Filmmaker: What are we to take from Jep’s failures in life?
Sorrentino: It’s very much a film about the time flowing and with the flowing of time, the time that we end up wasting in our lives. That’s why it becomes burdensome and we are all dealing with the aspect of death. But through this fatigue, this weight of our life on all of us, we somehow give dignity to the life that we are living.
Filmmaker: After watching the film, should we feel happy about the state of Rome today?
Sorrentino: Yes and no, actually. No, because it could be better than it is. And yes, because behind the world, which is portrayed in the film, which is vulgar and decadent and cheap, there is indeed beauty in Rome. But you wouldn’t find it in one day. So if you want to come, you have to spend some time there in order to find the beauty.
I think the film tries to express the present time. That was my ideal of course, and then this is done by reinventing reality and fictionalizing it. But, of course, as often happens through fantasy and invention, you can find truth in a way.
Italy has often been a country with millions of opportunities that have been missed along the way. And that’s why Jep is missing out on his opportunities. He’s wasting his talents and missing out on his life in doing so.
There’s one thing that I like about Rome that was stated by Napoleon: that from sublime to pathetic is only one step away. And in Rome there’s a constant shifting between sublime and pathetic.
Filmmaker: Your films also go quickly from sublime to pathetic. What do you find so interesting in the grotesque?
Sorrentino: I cannot honestly answer that. I don’t know why but I like it. I like grotesque film. It’s like asking somebody why do you prefer white wine or red wine. There’s no answer to it.

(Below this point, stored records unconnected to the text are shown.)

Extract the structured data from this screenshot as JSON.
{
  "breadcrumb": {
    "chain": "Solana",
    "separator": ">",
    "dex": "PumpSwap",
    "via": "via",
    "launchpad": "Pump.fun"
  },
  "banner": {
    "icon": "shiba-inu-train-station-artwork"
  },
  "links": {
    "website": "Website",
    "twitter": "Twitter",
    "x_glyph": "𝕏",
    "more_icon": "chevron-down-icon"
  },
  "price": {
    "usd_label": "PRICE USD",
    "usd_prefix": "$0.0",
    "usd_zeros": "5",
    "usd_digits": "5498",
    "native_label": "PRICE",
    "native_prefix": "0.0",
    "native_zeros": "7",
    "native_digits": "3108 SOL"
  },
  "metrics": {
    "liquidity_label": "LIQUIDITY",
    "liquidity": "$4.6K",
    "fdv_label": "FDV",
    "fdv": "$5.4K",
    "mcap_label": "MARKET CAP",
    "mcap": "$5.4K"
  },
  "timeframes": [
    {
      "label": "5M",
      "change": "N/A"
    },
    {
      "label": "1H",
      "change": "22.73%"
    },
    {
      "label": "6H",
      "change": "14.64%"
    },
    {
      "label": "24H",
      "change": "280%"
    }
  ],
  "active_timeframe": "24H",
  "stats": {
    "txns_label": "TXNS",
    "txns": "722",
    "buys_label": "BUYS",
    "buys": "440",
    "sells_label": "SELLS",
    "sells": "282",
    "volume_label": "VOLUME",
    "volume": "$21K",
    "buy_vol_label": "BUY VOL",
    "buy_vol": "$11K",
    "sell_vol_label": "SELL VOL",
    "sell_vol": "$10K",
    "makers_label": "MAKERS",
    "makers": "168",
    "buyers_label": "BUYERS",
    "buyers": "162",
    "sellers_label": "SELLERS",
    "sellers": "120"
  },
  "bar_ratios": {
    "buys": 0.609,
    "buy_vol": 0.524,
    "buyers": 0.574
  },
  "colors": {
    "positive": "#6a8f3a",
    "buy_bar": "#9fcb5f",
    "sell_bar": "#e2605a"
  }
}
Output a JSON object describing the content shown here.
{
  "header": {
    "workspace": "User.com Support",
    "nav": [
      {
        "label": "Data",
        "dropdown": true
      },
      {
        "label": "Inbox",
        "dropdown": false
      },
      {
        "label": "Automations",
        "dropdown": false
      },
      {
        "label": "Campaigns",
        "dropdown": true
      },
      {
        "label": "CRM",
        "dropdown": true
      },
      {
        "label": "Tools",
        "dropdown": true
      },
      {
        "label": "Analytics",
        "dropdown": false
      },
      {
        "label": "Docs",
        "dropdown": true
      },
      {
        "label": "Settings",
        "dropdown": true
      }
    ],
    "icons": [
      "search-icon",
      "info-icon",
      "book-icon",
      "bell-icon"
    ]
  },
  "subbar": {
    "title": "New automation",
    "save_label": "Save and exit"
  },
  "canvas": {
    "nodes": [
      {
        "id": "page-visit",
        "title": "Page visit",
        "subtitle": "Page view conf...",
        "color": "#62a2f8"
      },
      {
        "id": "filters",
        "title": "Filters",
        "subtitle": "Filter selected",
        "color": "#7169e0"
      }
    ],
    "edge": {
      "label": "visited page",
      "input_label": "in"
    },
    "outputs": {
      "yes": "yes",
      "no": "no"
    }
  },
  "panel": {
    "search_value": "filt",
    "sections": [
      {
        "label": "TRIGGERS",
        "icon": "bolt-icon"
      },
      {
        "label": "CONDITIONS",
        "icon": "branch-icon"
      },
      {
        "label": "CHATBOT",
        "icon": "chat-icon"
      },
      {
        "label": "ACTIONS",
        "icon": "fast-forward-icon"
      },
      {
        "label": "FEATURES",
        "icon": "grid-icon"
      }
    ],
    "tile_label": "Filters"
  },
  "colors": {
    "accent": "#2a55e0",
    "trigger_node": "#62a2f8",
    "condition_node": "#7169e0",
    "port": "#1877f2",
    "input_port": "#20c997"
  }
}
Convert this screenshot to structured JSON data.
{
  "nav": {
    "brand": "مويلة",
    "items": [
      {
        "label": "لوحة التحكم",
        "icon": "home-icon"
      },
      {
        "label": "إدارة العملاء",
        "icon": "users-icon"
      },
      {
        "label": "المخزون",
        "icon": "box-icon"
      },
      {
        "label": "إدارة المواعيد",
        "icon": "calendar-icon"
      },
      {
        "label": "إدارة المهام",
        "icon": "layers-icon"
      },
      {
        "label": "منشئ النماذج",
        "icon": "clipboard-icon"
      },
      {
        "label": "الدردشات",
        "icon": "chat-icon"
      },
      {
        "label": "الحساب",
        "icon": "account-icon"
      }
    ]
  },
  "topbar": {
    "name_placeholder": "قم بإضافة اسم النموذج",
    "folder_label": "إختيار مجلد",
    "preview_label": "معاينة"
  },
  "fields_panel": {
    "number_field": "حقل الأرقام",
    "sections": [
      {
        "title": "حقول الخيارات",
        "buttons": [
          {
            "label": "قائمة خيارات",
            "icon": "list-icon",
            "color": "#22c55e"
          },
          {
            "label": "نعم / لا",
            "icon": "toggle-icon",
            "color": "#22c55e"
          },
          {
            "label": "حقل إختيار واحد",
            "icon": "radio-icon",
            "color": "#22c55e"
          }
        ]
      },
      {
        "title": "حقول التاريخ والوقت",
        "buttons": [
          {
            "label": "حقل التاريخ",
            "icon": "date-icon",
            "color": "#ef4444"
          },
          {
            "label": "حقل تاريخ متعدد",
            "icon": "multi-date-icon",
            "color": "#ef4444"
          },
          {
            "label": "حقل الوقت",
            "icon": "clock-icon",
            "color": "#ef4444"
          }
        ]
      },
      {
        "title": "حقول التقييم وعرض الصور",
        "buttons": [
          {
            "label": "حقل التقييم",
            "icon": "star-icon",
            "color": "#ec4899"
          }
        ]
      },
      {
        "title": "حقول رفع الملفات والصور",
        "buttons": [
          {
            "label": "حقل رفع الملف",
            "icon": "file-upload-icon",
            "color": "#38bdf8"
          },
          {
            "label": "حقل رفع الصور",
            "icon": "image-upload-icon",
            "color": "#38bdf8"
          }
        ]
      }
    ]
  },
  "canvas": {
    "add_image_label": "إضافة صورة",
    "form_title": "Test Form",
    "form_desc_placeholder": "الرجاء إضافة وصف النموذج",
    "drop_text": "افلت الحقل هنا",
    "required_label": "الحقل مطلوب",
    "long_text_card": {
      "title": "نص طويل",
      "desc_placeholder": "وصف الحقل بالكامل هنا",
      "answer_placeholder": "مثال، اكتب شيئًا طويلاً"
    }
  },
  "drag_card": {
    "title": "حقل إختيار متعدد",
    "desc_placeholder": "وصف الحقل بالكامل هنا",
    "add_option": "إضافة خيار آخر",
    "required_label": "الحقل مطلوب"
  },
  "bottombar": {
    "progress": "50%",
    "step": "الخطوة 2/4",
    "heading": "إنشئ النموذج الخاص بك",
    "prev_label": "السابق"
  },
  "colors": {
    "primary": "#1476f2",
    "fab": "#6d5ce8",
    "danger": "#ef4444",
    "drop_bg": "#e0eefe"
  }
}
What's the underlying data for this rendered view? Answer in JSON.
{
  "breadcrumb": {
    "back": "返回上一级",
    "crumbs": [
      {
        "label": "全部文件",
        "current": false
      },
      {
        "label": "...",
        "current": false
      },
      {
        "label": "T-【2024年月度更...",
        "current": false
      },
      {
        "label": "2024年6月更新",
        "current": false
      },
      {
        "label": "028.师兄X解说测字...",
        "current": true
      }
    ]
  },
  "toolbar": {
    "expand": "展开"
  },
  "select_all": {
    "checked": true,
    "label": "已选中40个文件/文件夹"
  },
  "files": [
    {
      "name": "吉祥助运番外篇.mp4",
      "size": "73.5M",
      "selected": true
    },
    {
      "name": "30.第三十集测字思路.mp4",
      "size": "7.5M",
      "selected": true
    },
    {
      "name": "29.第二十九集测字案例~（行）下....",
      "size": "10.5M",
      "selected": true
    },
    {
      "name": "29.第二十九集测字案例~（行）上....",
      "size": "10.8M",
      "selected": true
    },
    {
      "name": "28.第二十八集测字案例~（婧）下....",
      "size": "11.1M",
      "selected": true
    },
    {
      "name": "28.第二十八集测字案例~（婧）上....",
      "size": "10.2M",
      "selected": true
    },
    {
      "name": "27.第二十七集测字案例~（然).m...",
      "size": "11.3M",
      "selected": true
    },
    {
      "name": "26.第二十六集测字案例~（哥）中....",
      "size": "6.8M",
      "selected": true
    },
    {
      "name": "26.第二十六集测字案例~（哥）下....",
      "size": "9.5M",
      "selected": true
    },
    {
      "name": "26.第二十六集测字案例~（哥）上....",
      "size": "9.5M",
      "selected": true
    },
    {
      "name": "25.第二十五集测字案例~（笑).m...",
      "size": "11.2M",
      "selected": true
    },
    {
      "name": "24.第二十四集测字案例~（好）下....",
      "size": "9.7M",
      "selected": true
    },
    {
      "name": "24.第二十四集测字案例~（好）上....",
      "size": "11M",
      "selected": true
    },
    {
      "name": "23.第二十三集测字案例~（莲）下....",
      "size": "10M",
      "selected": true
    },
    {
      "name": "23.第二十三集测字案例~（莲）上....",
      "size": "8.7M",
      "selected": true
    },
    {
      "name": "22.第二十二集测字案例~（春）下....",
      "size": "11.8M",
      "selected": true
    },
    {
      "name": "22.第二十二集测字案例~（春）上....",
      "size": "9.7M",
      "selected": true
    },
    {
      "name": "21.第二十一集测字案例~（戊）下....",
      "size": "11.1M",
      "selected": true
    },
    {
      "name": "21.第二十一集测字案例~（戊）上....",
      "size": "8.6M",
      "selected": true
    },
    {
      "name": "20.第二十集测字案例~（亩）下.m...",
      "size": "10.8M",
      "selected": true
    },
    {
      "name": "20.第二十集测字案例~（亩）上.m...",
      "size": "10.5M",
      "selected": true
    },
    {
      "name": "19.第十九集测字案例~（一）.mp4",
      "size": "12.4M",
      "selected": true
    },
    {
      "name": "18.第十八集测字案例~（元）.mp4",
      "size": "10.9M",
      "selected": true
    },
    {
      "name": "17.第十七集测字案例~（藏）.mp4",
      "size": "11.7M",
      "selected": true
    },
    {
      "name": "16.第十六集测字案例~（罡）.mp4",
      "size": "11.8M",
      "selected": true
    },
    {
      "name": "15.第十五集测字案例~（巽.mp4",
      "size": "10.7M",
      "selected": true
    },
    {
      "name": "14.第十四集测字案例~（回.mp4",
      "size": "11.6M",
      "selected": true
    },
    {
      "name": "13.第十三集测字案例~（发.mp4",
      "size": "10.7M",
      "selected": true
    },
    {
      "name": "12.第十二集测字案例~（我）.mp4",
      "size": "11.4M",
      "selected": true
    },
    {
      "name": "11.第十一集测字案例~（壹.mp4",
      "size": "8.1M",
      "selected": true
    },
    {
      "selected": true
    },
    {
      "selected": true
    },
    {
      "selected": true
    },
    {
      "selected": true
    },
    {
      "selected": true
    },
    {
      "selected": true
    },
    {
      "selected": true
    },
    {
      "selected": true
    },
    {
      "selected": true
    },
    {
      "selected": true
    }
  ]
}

But if you think about it, it’s something that we all like at the end of the day. If we had the best ballerina in the world performing in a beautiful dance at the moment, and then she suddenly stumbled and became clumsy, we would all remember that moment when she failed and made herself grotesque and not at her best performance.
So I just wait for people to stumble.
Filmmaker: Director of photography Luca Bigazzi’s images stick with us long after watching the film. What was it like collaborating with him this time around?
Sorrentino: Well, it was a long process actually. I had one idea that was very clear in my mind: I wanted the lights to move in the film. I liked very much this idea. So either the lights were moving or the characters moved in and out of the lights all the time. And it was quite funny to see behind the scenes the director of photography moving around with the lights, instead of having a light source and him moving around.
Filmmaker Magazine: What did you learn from making this film?
Sorrentino: I’m afraid you never learn from experience, but experiences can be very funny. Luckily, from my point of view you cannot capitalize on filmmaking. There’s no connection between what you do before and what you do after. It’s just a simple, single, wonderful experience that has no influence on what you do afterward. That’s my point of view. You can just make films and they become a beautiful memory, but you don’t learn from them.
And I can say because I’ve seen this from experience, that when a director says, “I’m going to do this because I’ve done this already and I know it works,” he’s making a mistake.